Everyday human beings interact with some sort of machinery, making contact with vibration inevitable. Unfortunately, continuous exposure to mechanical vibration can lead to serious injury. The effect on the human body is dependent upon the magnitude of
vibration, the frequency content, and the duration of exposure.
Understanding Hand-Arm Vibration
Hand-Arm Vibration is defined as the vibration workers experience when using tools such as chain saws, jackhammers, grinders, drills, etc. Excessive Hand-Arm Vibration can lead to what is commonly referred to as Hand-Arm Vibration Syndrome (HAVS).
What is Hand-Arm Vibration Syndrome (HAVS)?
Hand-Arm Vibration Syndrome is a general term used to broadly describe the physical damage to the hands, fingers, and related structures resulting from chronic exposure to excessive vibration (also known as Vibration White Finger or VWF).
Physical Damage Includes:
- Vascular (damage to the blood vessels, i.e. Vibration White Finger Disease)
- Neuropathic (damage to the nerves/nervous system)
- Carpal Tunnel Syndrome
Determining HAVS Risk
Some questions that can be used to help determine areas for HAVS concern:
A) Are power tools being used and is there a medical diagnosis of injury?
B) Are workers reporting tingling or a "pins and needles" feeling in their fingers?

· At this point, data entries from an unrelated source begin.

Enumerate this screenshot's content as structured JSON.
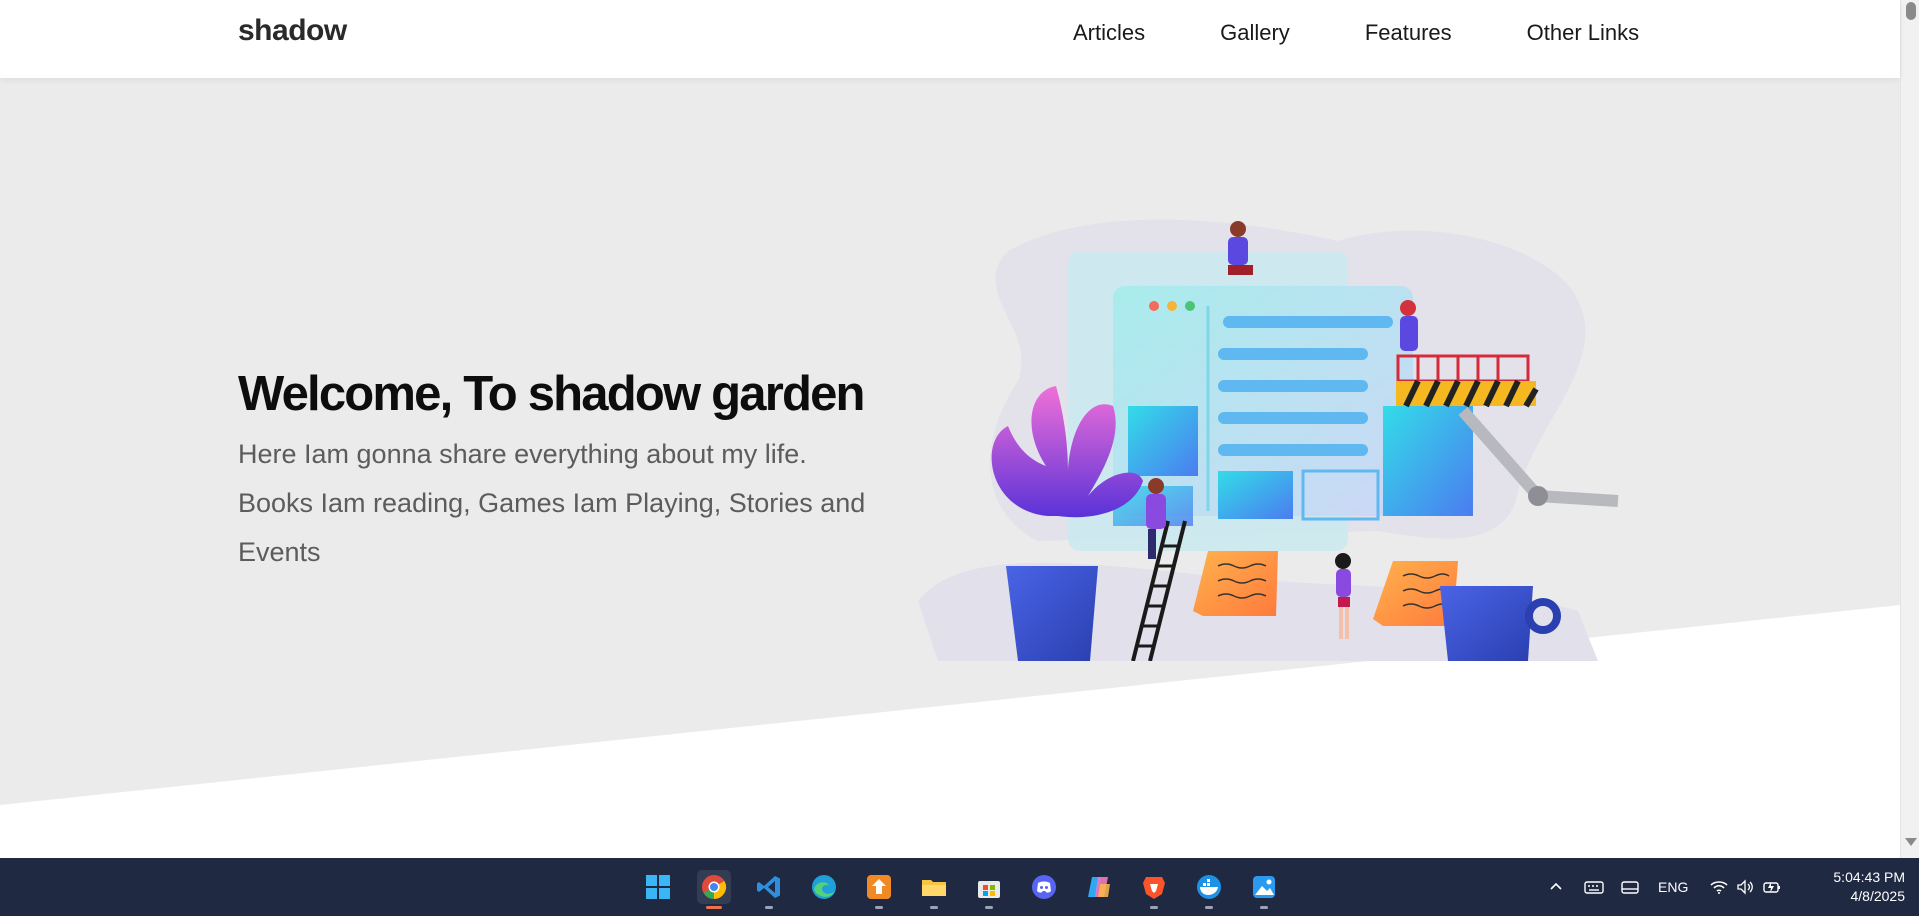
{
  "header": {
    "logo": "shadow",
    "nav": [
      "Articles",
      "Gallery",
      "Features",
      "Other Links"
    ]
  },
  "hero": {
    "title": "Welcome, To shadow garden",
    "text": "Here Iam gonna share everything about my life. Books Iam reading, Games Iam Playing, Stories and Events",
    "illustration": "website-builders-illustration",
    "scroll_icon": "double-chevron-down-icon"
  },
  "taskbar": {
    "apps": [
      "windows-start-icon",
      "chrome-icon",
      "vscode-icon",
      "edge-icon",
      "app-icon",
      "file-explorer-icon",
      "microsoft-store-icon",
      "discord-icon",
      "copilot-icon",
      "brave-icon",
      "docker-icon",
      "photos-icon"
    ],
    "language": "ENG",
    "time": "5:04:43 PM",
    "date": "4/8/2025"
  },
  "colors": {
    "hero_bg": "#ebebeb",
    "taskbar_bg": "#1f2942",
    "accent": "#f0704a"
  }
}
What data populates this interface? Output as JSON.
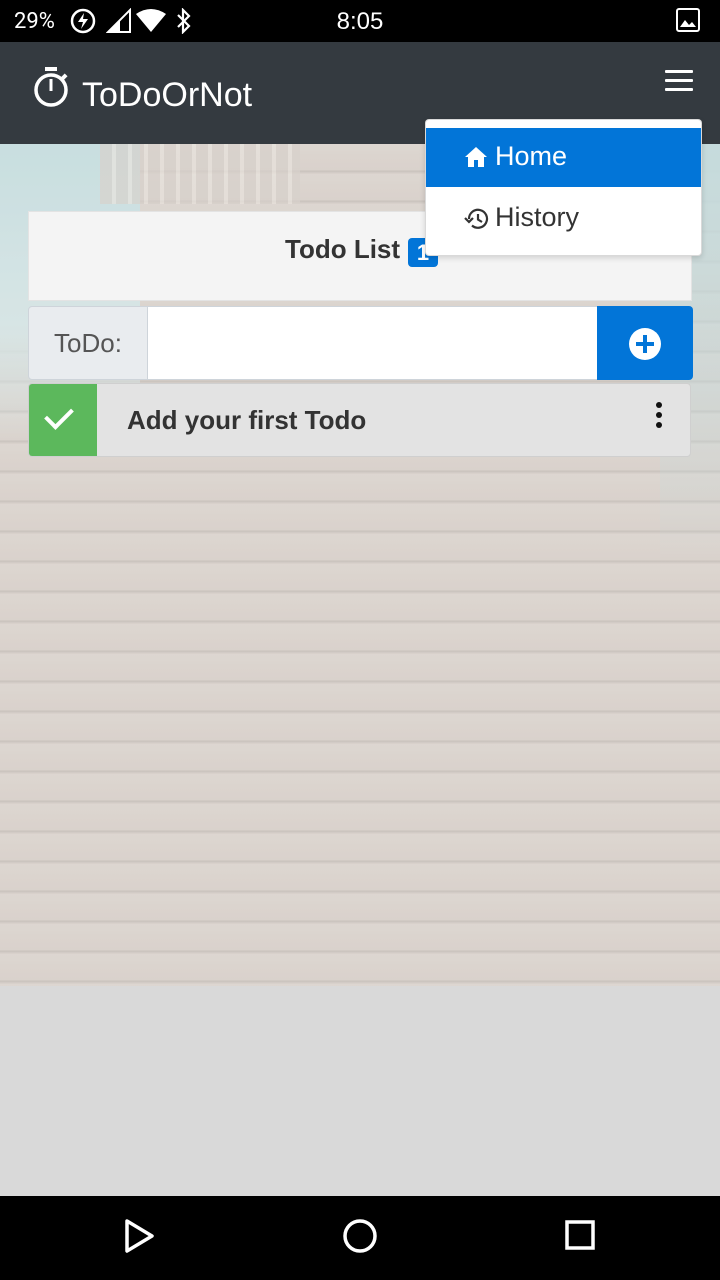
{
  "status_bar": {
    "battery_percent": "29%",
    "time": "8:05",
    "icons": [
      "battery-saver-icon",
      "signal-icon",
      "wifi-icon",
      "bluetooth-icon",
      "image-notification-icon"
    ]
  },
  "app_bar": {
    "icon": "timer-icon",
    "title": "ToDoOrNot",
    "menu_icon": "hamburger-menu-icon"
  },
  "dropdown_menu": {
    "items": [
      {
        "label": "Home",
        "icon": "home-icon",
        "active": true
      },
      {
        "label": "History",
        "icon": "history-icon",
        "active": false
      }
    ]
  },
  "todo_card": {
    "title": "Todo List",
    "badge_count": "1",
    "input_label": "ToDo:",
    "input_value": "",
    "add_button_icon": "plus-circle-icon",
    "todos": [
      {
        "text": "Add your first Todo",
        "checked": true,
        "menu_icon": "kebab-menu-icon"
      }
    ]
  },
  "nav_bar": {
    "buttons": [
      "back-icon",
      "home-circle-icon",
      "recents-icon"
    ]
  },
  "colors": {
    "primary": "#0275d8",
    "success": "#5cb85c",
    "app_bar": "#343a40"
  }
}
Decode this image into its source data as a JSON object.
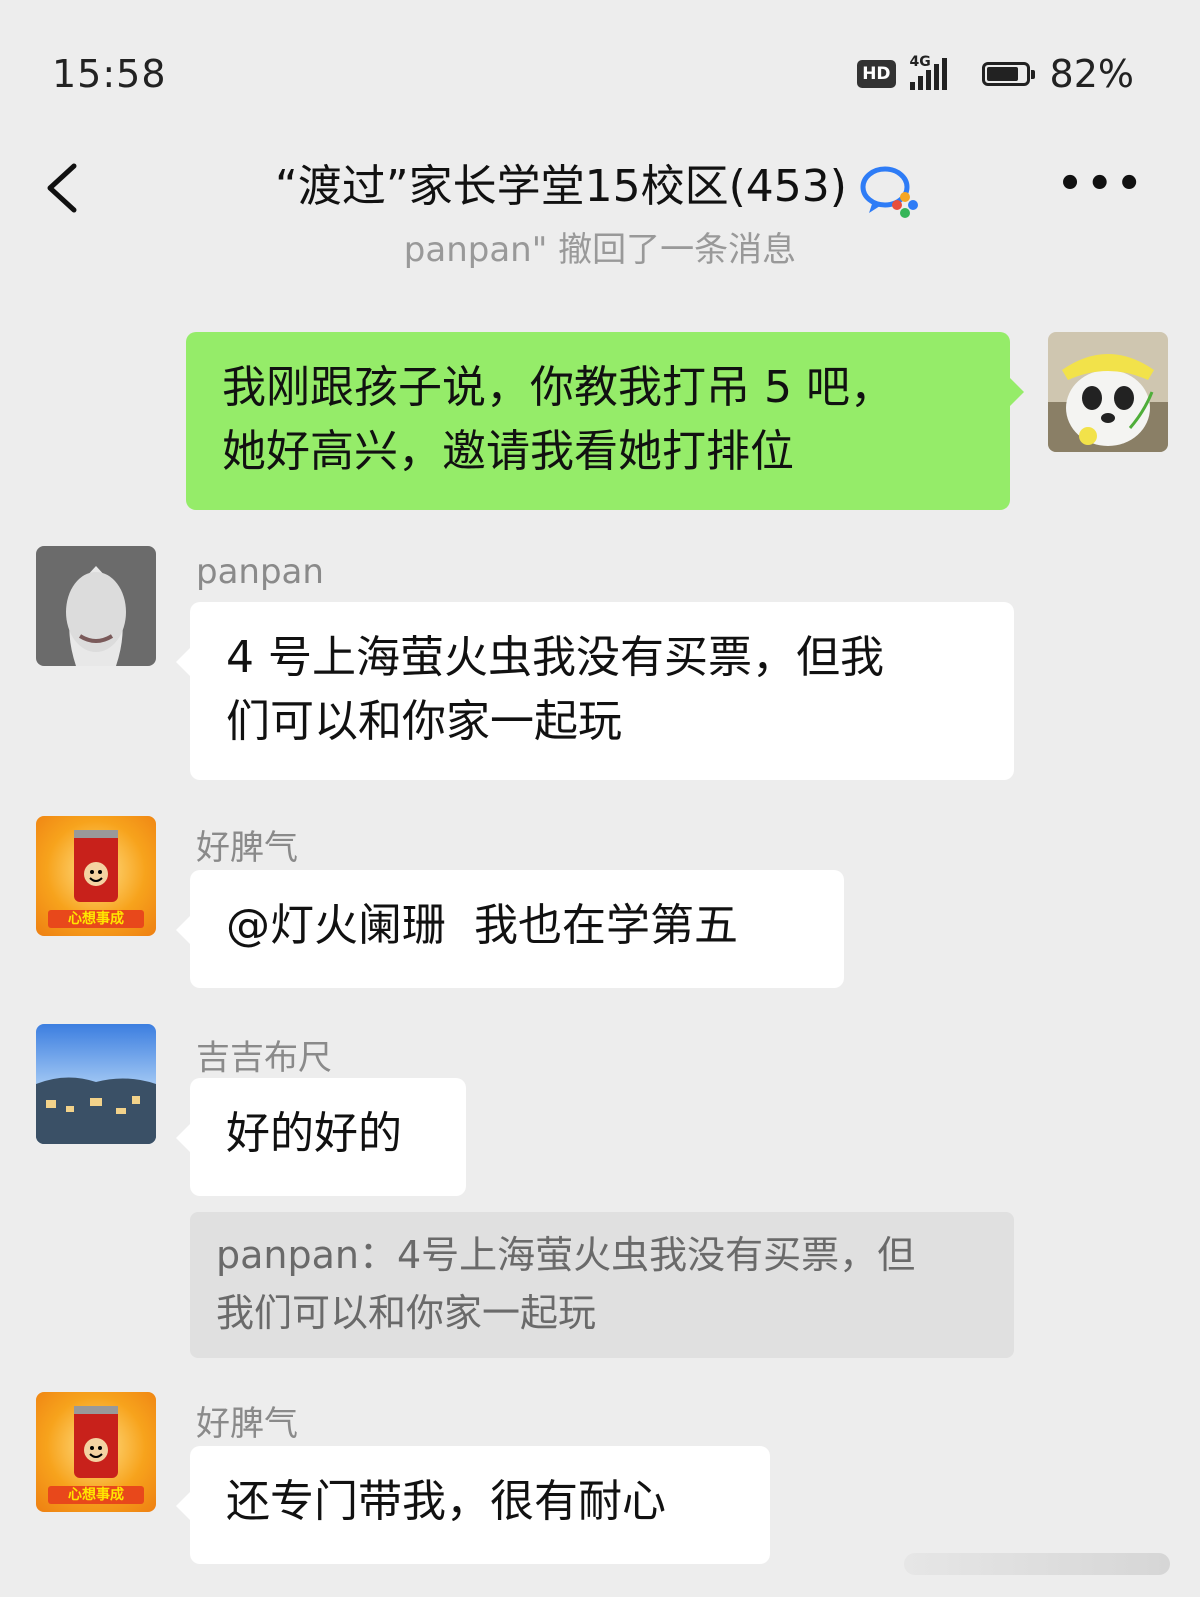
{
  "status": {
    "time": "15:58",
    "hd": "HD",
    "network": "4G",
    "battery_pct": "82%",
    "battery_level": 0.82
  },
  "nav": {
    "title": "“渡过”家长学堂15校区(453)"
  },
  "system_message": "panpan\" 撤回了一条消息",
  "messages": [
    {
      "side": "right",
      "text_lines": [
        "我刚跟孩子说，你教我打吊 5 吧，",
        "她好高兴，邀请我看她打排位"
      ]
    },
    {
      "side": "left",
      "sender": "panpan",
      "text_lines": [
        "4 号上海萤火虫我没有买票，但我",
        "们可以和你家一起玩"
      ]
    },
    {
      "side": "left",
      "sender": "好脾气",
      "text_lines": [
        "@灯火阑珊  我也在学第五"
      ]
    },
    {
      "side": "left",
      "sender": "吉吉布尺",
      "text_lines": [
        "好的好的"
      ],
      "quote_lines": [
        "panpan：4号上海萤火虫我没有买票，但",
        "我们可以和你家一起玩"
      ]
    },
    {
      "side": "left",
      "sender": "好脾气",
      "text_lines": [
        "还专门带我，很有耐心"
      ]
    }
  ],
  "avatar_caption": "心想事成",
  "colors": {
    "background": "#ededed",
    "own_bubble": "#95ec69",
    "other_bubble": "#ffffff",
    "quote_bg": "#e0e0e0"
  }
}
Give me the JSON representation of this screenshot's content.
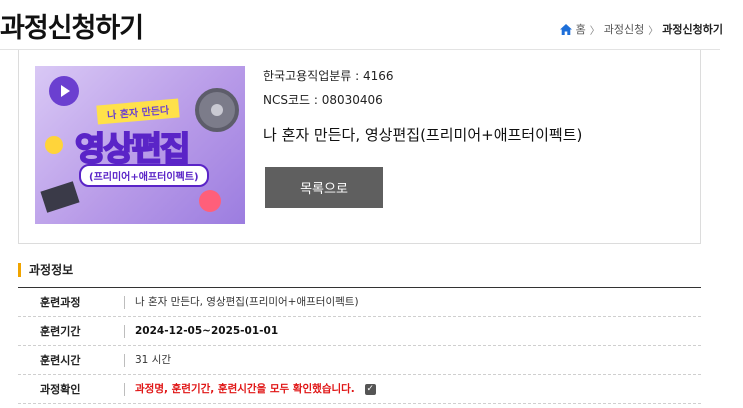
{
  "header": {
    "title": "과정신청하기",
    "breadcrumb": {
      "home": "홈",
      "separator": "〉",
      "level1": "과정신청",
      "current": "과정신청하기"
    }
  },
  "course": {
    "thumbnail": {
      "tag": "나 혼자 만든다",
      "title": "영상편집",
      "subtitle": "(프리미어+애프터이펙트)"
    },
    "classification": "한국고용직업분류 : 4166",
    "ncs_code": "NCS코드 : 08030406",
    "name": "나 혼자 만든다, 영상편집(프리미어+애프터이펙트)",
    "list_button": "목록으로"
  },
  "section": {
    "title": "과정정보"
  },
  "info_rows": [
    {
      "label": "훈련과정",
      "value": "나 혼자 만든다, 영상편집(프리미어+애프터이펙트)"
    },
    {
      "label": "훈련기간",
      "value": "2024-12-05~2025-01-01"
    },
    {
      "label": "훈련시간",
      "value": "31 시간"
    },
    {
      "label": "과정확인",
      "value": "과정명, 훈련기간, 훈련시간을 모두 확인했습니다.",
      "checked": true
    }
  ],
  "colors": {
    "accent_bar": "#f0a400",
    "warning_text": "#e01616",
    "breadcrumb_home_icon": "#1e6fd9",
    "button_bg": "#5f5f5f"
  }
}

C) Has a case of HAVS been documented?
HAVS Exposure Limits
Vibration exposure limits have been established through European Directive 2002-/44/-EC and the American Conference of Industrial Hygienists (ACGIH). Limits
for maximum exposure which are called the Threshold Limit Value (TLV) and action levels are shown below.
|ACGIH Threshold Limit Values (TLVs)
|Total Daily Exposure Duration
|Maximum value of the frequency weighted acceleration
|4 to less than 8 hours
|2 to less than 4 hours
|1 to less than 2 hours
|Less than 1 hour
|EU Directive 2002-/44/-EC Limit and Action Levels
|Daily Exposure Duration
|Daily Action Level
Measuring Hand-Arm Vibration Exposure
It is possible to measure and report the vibration levels produced by handheld equipment using products such as the Larson Davis Human Vibration Meter Model HVM200. The
HVM200 provides all the functionality needed
to measure human exposure to vibration
Standards, Regulations & Directives
In Europe, Directive 202/44/EC has been implemented to define "exposure limits" and "exposure action values". This specifies an employer's obligations with regard to determining and assessing risks. Also, Machinery Directive 98/37/EC requires anyone providing
power tools or machinery for use in Europe must provide vibration exposure data.
In the US, OHSA has not regulated specific requirements for vibration standards. However, the American Conference of Governmental Industrial Hygienists (ACGIH) has developed Threshold Limit Values (TLV's) for vibration exposure and advises that these
values be applied in conjunction with other protective measures. As mentioned above, any manufacturer providing equipment to Europe must comply with the Machinery Directive.
Some of the ISO standards related to Hand-arm vibration are listed below:
|Standard for instruments measuring human response to vibration
|General requirements for measuring human exposure to hand-transmitted vibration
|Practical guidelines for measuring human exposure to hand-transmitted vibration at the workplace
|Measurement and evaluation of gloves
|Vibration of portable, hand-held tools used in forestry and gardening
|angle and vertical grinders
|Wrenches, nut runners and screwdrivers
|Polishers and rotary, orbital and random orbital sanders
|Drills and impact drills
|Nibblers and shears
|Saws, polishing and filing machines with reciprocating action and small saws with oscillating or rotating action
|Scaling hammers and needle scalers
|Percussive drills, hammers and breakers